* [Exercise]
Report every line below that has the string "desc" in it.

-- Source data follows --

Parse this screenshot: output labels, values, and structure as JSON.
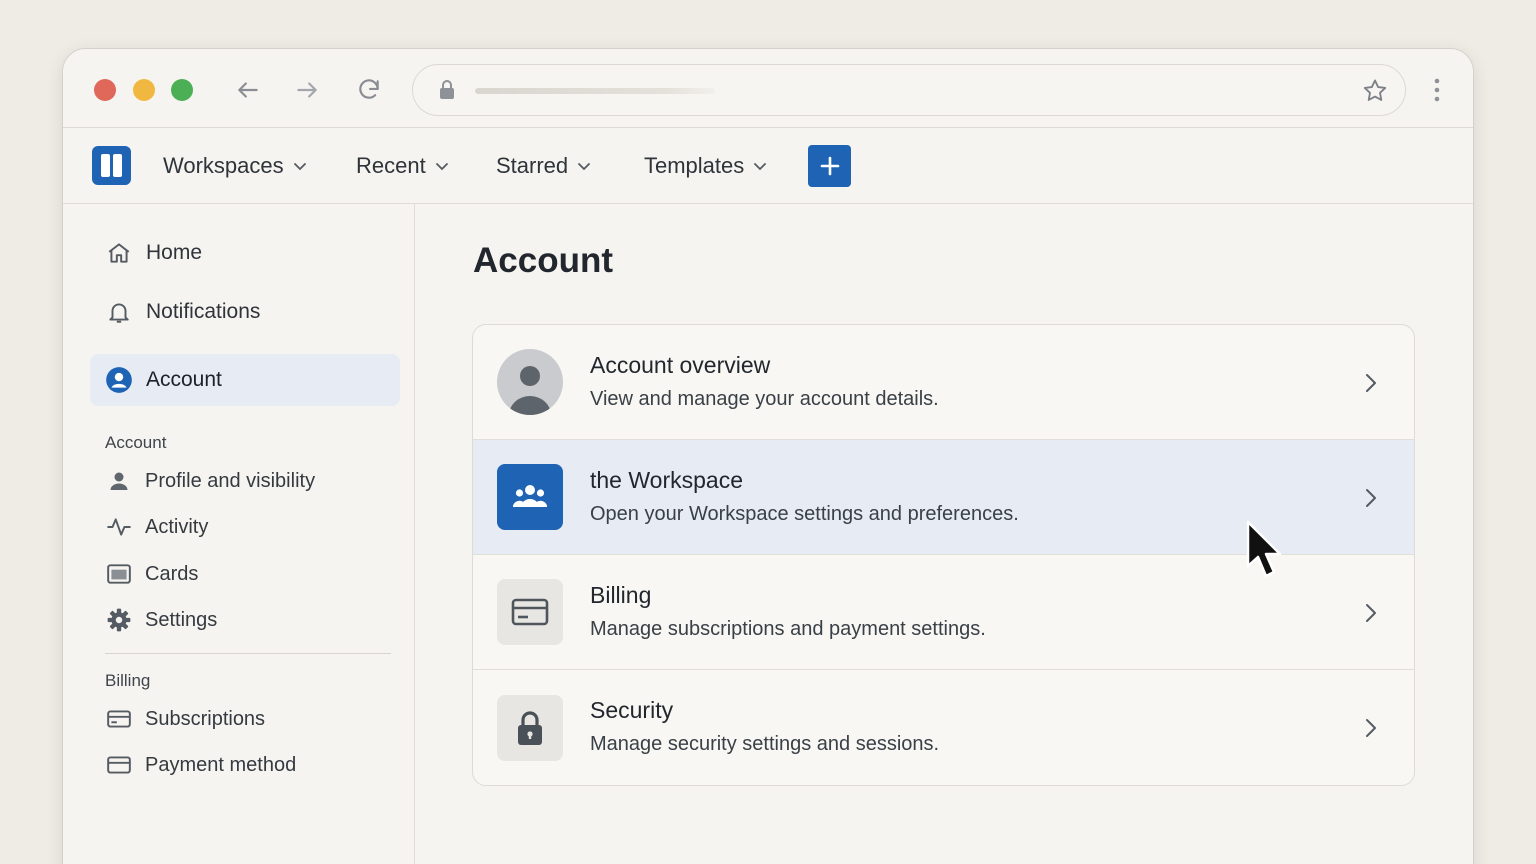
{
  "browser": {
    "back_icon": "arrow-left-icon",
    "forward_icon": "arrow-right-icon",
    "reload_icon": "reload-icon",
    "lock_icon": "lock-icon",
    "star_icon": "star-icon",
    "menu_icon": "more-vertical-icon"
  },
  "header": {
    "nav": [
      {
        "label": "Workspaces"
      },
      {
        "label": "Recent"
      },
      {
        "label": "Starred"
      },
      {
        "label": "Templates"
      }
    ],
    "accent": "#1f63b5"
  },
  "sidebar": {
    "items": [
      {
        "label": "Home",
        "icon": "home-icon"
      },
      {
        "label": "Notifications",
        "icon": "bell-icon"
      },
      {
        "label": "Account",
        "icon": "user-circle-icon",
        "active": true
      }
    ],
    "account_heading": "Account",
    "account_items": [
      {
        "label": "Profile and visibility",
        "icon": "user-icon"
      },
      {
        "label": "Activity",
        "icon": "activity-icon"
      },
      {
        "label": "Cards",
        "icon": "card-icon"
      },
      {
        "label": "Settings",
        "icon": "gear-icon"
      }
    ],
    "billing_heading": "Billing",
    "billing_items": [
      {
        "label": "Subscriptions",
        "icon": "credit-card-icon"
      },
      {
        "label": "Payment method",
        "icon": "credit-card-icon"
      }
    ]
  },
  "main": {
    "title": "Account",
    "rows": [
      {
        "title": "Account overview",
        "desc": "View and manage your account details.",
        "icon": "avatar"
      },
      {
        "title": "the Workspace",
        "desc": "Open your Workspace settings and preferences.",
        "icon": "team-icon",
        "highlighted": true
      },
      {
        "title": "Billing",
        "desc": "Manage subscriptions and payment settings.",
        "icon": "credit-card-icon"
      },
      {
        "title": "Security",
        "desc": "Manage security settings and sessions.",
        "icon": "lock-icon"
      }
    ]
  }
}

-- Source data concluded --

* [Exercise response]
        "desc": "View and manage your account details.",
        "desc": "Open your Workspace settings and preferences.",
        "desc": "Manage subscriptions and payment settings.",
        "desc": "Manage security settings and sessions.",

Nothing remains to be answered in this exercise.